I eat my salad after the entrée. I don't need a sea of sauce with my spaghetti, and a dessert of mandarin oranges and a shot of espresso always sounds good to me. That's how they eat in Italy, and that's how I eat. I adopted these customs after living in Italy for a while, yes. But I also give much of the credit to my mother. She's the one who started my obsession with all things Italian. And I am so very grateful that she did.
Holiday meals growing up in Ohio were lasagna or manicotti or breaded chicken in the oven with potatoes and onions. I remember "Friday meatballs" when eggs were hardboiled in a big pot of sauce. Holiday sweets were pizzelle and giuggiulena cookies. Mom taught us fun words like 'naso' (nose) and how to count to ten in Italian. Visits with older aunts and uncles were always a bit odd, since they spoke Italian with a Sicilian dialect to each other and to Mom. I didn't appreciate any of it until 1977, when Mom went back to Sicily, saw cities like Taormina and Agrigento and then went to her hometown of Grotte. She was reacquainted with cousins, an aunt and uncle and saw her first home. "I'm so glad I did this!" she wrote on a postcard.
Many trips followed that first one. We all wanted to meet the cousins, see mom's hometown and experience Italy. My first trip was after college on an internship with the Associated Press in Rome. I went back again several years later for a vacation and then lived there for 14 months in the mid-'90s.
My best trips to Italy were the three with my Mom. What stands out for me is not gazing at the renovated "Il Cenacolo" in Milan or walking around St. Peter's Basilica. It's taking Mom to the salon in Cortona, in Tuscany, where we got the scoop on all the goings-on in the town, then, sitting on a bench in the piazza, ate gelato. In Rome, it was eating lunch at a trattoria with the locals, being schooled in how to eat a wild game stew. (Hint: use your hands.)
This week marks the second anniversary of my mom's passing. I think about her every day and now I'm planning a "Mom" trip to Italy where I will visit all of our favorite places -- and maybe a few of my own.
The first time we enjoyed Italy together was Christmas 1986 in Rome, during the internship. "I hope you are watching, learning, and growing so that you can become a valuable employee -- wherever you go to work," she wrote in a letter. "Your opportunity is now. Use it!" She went on: "Find something to get interested in. You should have all the cathedrals down pat by now. Can you imagine how interesting you will be in a group, if you can spout them off? Or am I expecting too much? Who knows." (For the record, there are more than 900 churches in Rome. And no, I didn't get them all down pat.)
She went back and forth on whether or not we'd be able to make a holiday visit to Sicily. We eventually decided against it because we couldn't get a flight and I had to be in the bureau anyway. Mom wrote that it was such a "noteworthy contrast in the two cultures," after learning that there would be no new flights on Dec. 25 nor 26. "Americans want to make as much money as possible, Italians want to enjoy as much as possible. Beautiful! I love the Italians."

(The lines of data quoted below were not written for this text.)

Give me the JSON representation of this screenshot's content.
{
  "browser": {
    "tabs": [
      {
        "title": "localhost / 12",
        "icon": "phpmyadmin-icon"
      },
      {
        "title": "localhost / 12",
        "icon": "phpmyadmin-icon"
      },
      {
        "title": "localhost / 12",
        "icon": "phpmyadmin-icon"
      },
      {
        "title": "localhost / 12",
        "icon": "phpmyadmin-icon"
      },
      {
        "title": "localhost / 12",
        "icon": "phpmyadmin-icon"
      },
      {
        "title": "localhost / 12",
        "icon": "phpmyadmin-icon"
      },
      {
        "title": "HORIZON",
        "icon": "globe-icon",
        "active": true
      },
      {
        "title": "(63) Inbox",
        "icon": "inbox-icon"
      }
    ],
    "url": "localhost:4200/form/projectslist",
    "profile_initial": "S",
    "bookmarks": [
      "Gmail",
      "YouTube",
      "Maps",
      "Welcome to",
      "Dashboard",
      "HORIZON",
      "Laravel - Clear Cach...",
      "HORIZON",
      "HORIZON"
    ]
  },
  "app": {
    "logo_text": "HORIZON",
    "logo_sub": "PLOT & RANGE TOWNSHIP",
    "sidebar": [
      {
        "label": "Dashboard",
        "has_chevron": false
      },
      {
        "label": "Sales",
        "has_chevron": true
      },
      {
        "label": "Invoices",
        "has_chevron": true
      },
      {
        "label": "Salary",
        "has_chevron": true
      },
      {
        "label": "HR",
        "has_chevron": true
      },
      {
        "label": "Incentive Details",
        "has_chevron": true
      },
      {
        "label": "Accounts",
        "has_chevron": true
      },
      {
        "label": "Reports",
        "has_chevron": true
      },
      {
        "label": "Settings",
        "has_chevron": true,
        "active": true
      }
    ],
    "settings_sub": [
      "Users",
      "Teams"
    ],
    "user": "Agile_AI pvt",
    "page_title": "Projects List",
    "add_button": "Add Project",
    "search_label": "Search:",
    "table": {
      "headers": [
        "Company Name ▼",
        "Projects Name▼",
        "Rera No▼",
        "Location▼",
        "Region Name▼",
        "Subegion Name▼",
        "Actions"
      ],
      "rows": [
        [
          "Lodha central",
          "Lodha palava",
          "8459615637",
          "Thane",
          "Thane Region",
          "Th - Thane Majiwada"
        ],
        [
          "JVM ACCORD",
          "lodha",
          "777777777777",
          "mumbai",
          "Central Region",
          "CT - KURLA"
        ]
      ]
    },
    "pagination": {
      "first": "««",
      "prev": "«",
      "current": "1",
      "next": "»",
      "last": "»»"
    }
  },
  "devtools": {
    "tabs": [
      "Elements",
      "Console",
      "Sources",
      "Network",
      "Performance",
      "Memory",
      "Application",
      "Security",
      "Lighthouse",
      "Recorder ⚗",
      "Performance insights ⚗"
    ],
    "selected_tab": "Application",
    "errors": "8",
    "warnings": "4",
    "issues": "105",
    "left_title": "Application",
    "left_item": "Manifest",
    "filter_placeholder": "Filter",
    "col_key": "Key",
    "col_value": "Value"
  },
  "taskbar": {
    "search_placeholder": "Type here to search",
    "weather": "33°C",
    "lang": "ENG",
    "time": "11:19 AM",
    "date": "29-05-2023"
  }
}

After Christmas in Rome -- complete with Midnight Mass at St. Peter's -- we headed to Assisi and Siena. Assisi was wonderful, if only for the accommodations, which had the softest beds we had ever slept on, topped with the fullest down-filled comforters we had ever seen. Oh, the place was freezing and the bathroom was down the hall, but we didn't care. The room rate included a three-course dinner, which we ate in a dining area complete with a crackling fire. Siena, and our day trip to San Gimignano, were divine, especially since we found authentic Gucci and Louis Vuitton handbags at a small store. Mom scored a bargain and we bought three.
We didn't get back to Italy together until 2003, to celebrate her successful kidney transplant, and again in 2004. Itineraries included Montalcino, Montepulciano, Pienza, Perugia, Naples, Amalfi, Ravello, Bologna, Milan and Rome. We absorbed it all, with friends and cousins as our hosts. One of my favorite episodes from those trips, which truly illustrates the warmth and the joy of the natives, was an evening in Bologna, when my friend Poala and 12 of her friends treated us to a true Bolognese dinner at an agriturismo called Gradizzolo.
We were treated to the traditional local fare, including pesto modenese, a spread of lard, garlic and rosemary that you eat on warm tigelle (small, thick, round pieces of bread). It was an exceptional evening with noisy conversation and a lot of laughs.
Then it was time to leave. Have you ever been with a group of Italians when it was time to leave? Everyone has to say goodbye to everyone personally, but not without a good chat first. I think it took about an hour before we actually left the building and made it to the cars, got inside, doors shut, engine going. But then two friends who were in front of us stopped their car and the driver, Franco, got out and knocked on my mother's window.
"Si?" she said.
"I just realized," Franco said. "I didn't say goodnight to you."